Lots of changes in the NBA Development League on tap for the 2016-2017 season, as we’ll see new teams in Greensboro, the Chicago suburbs and Long Island — and there will certainly be additional changes for the 2017-2018 season.
First: the Greensboro Swarm, owned by the NBA’s Charlotte Hornets, will play 24 home games at the Pavilion at the Greensboro Coliseum Complex, which will be renovated into a basketball fieldhouse.
“When we selected the name and logo for our D-League team, it was important to us that they be closely tied to our Hornets brand,” said Hornets President & COO Fred Whitfield. “Swarm is a word that we often use in conjunction with the Hornets, as it not only describes a group of hornets but it also refers to a large, energetic gathering. We believe this name also represents the city of Greensboro, where fans gather in great numbers to support the game of basketball and show their excitement towards it. Swarm is a part of the DNA and the attitude of our Hornets franchise. Our D-League team is an extension of our organization, both on and off the court, and this name and logo embody that concept.”
Second: in Hoffman Estates, a Chicago Bulls D-League team will be setting up shop in the Sears Centre. The name of the team hasn’t been released, but we do know who will be leading the franchise: long-time Minor League Baseball exec Brad Seymour.

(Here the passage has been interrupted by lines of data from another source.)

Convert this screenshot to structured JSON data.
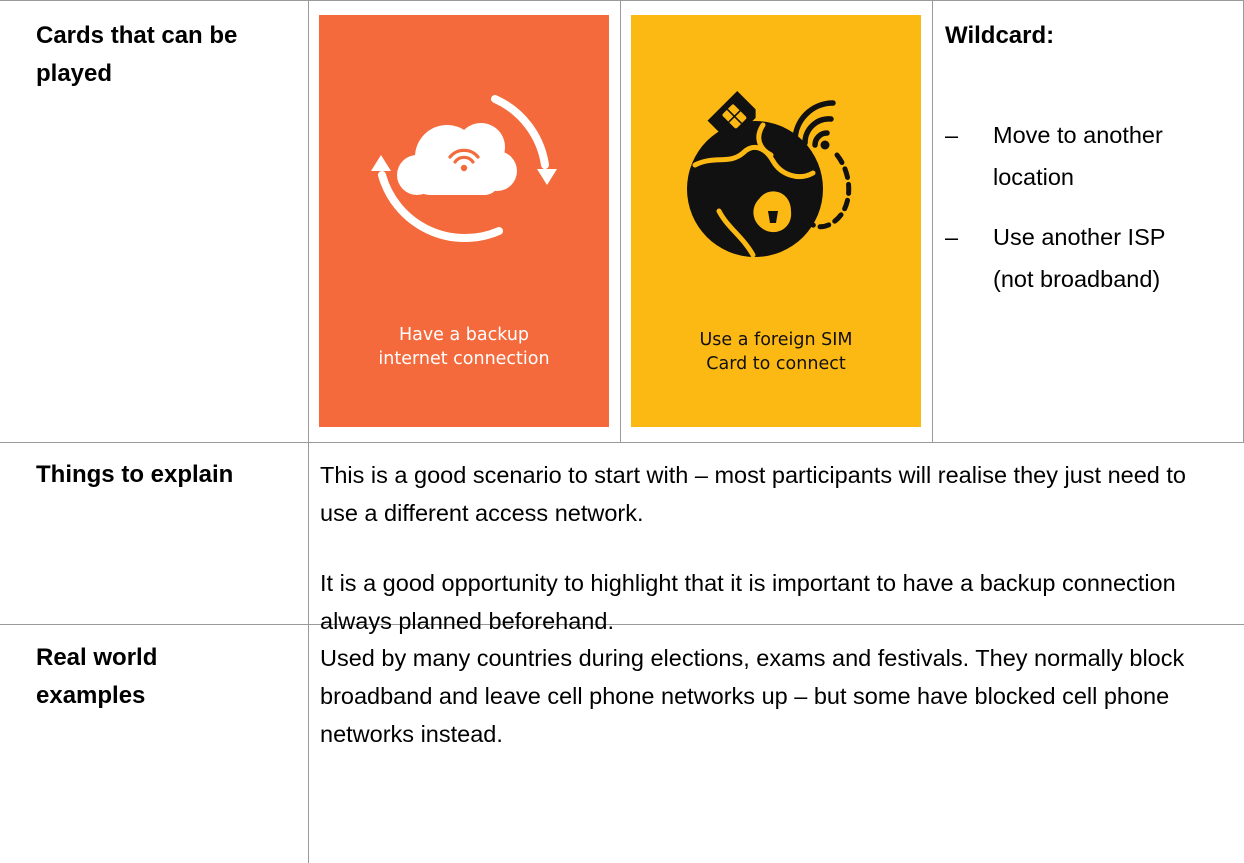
{
  "rows": {
    "cards": {
      "label": "Cards that can be played"
    },
    "explain": {
      "label": "Things to explain",
      "para1": "This is a good scenario to start with – most participants will realise they just need to use a different access network.",
      "para2": "It is a good opportunity to highlight that it is important to have a backup connection always planned beforehand."
    },
    "examples": {
      "label": "Real world examples",
      "text": "Used by many countries during elections, exams and festivals. They normally block broadband and leave cell phone networks up – but some have blocked cell phone networks instead."
    }
  },
  "card1": {
    "line1": "Have a backup",
    "line2": "internet connection",
    "color": "#F46A3C",
    "icon": "cloud-sync-wifi-icon"
  },
  "card2": {
    "line1": "Use a foreign SIM",
    "line2": "Card to connect",
    "color": "#FDB913",
    "icon": "globe-sim-wifi-icon",
    "sim_text": "SIM"
  },
  "wildcard": {
    "title": "Wildcard:",
    "dash": "–",
    "items": [
      {
        "line1": "Move to another",
        "line2": "location"
      },
      {
        "line1": "Use another ISP",
        "line2": "(not broadband)"
      }
    ]
  }
}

“We are very excited to welcome Brad Seymour to the role and into the Chicago Bulls family. The wealth of experience that Brad brings will ensure that we achieve our goal of creating a first-class organization in the Northwest Suburbs of Chicago. During the interview process, we were impressed with both his business acumen and the importance he places on building relationships with the community. Brad will be a great ambassador and leader for our new team,” said Michael Reinsdorf, President and COO, Chicago Bulls.
Third: the Long Island Nets, owned by the Brooklyn Nets, will play out of Barclays Center in 2016-2017 and a renovated Nassau Coliseum in 2017-2018 and beyond.
“The creation of a D-League club goes hand in hand with the building of a younger, more athletic Brooklyn Nets team,” said Nets owner Mikhail Prokhorov in a press release. “It will provide additional roster opportunities that will serve us well as we focus on realizing the full potential of our coaches and players, current and future.”
“The Long Island Nets will be a great brand extension of the Brooklyn Nets, and will give us the opportunity to reclaim a territory that was once ours,” said Brooklyn Nets and Barclays Center CEO Brett Yormark. “The creation of the Long Island Nets is indicative of our ownership’s commitment to the Nets and to the franchise’s future success. The new team will also serve as a proving ground for up-and-coming talent in all areas of our business.”
These addition put the NBA Developmental League at 22 teams for 2016-2017, and further expansion could happen in 2017-2018, as Southeastern teams are looking at adding teams in that part of the country. One we do know that’s in the running: Jacksonville Veterans Memorial Arena, where the Orlando Magic is looking at setting up a D-League team. The Magic already have a D-League franchise in Erie, Pa., but a move to Florida would make sense, especially with other NBA teams — Miami, Atlanta and New Orleans — reportedly looking to launch teams in the Southeast, per the Florida Times-Union:
“Having our D-League team closer to Orlando would give us the best opportunity to continue to develop our young players, while also extending the Magic brand in our region,” Martins said.
Other cities invited to submit proposals: Daytona Beach (Ocean Center), Estero (Germain Arena), Fort Myers (Lee Civic Center), Kissimmee (Silver Spurs Arena), Lakeland (Lakeland Civic Center) and Orlando (ESPN Wide World of Sports HP Field House and UCF’s CFE Arena).
Martins said the Magic would make a final decision by late summer.